_What to do_
Below are records; reply with nothing but the number of lines in them that contain "this".

-*-*-

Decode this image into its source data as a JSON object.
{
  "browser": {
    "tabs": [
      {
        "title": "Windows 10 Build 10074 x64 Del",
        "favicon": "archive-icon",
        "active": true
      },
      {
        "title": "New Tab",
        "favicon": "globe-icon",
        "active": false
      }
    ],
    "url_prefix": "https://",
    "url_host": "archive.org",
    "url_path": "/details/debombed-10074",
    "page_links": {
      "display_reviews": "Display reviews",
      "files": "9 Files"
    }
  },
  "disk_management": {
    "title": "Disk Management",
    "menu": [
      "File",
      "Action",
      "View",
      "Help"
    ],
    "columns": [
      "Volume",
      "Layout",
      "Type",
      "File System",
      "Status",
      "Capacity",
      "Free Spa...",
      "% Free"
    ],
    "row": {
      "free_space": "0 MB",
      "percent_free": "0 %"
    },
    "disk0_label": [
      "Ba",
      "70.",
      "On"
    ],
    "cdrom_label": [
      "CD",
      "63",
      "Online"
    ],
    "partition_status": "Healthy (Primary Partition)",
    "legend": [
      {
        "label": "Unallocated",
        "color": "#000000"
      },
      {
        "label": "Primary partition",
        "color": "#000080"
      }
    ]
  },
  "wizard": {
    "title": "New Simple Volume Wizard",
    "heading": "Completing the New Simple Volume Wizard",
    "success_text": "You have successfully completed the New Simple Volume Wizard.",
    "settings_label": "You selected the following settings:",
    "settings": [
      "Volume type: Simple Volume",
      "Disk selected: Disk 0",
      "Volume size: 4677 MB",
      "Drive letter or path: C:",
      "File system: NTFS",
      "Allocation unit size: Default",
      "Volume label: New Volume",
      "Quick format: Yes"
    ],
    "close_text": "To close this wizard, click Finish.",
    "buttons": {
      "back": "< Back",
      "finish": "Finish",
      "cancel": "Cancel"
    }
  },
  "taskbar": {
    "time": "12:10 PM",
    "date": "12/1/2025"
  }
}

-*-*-

_Exercise solution_
2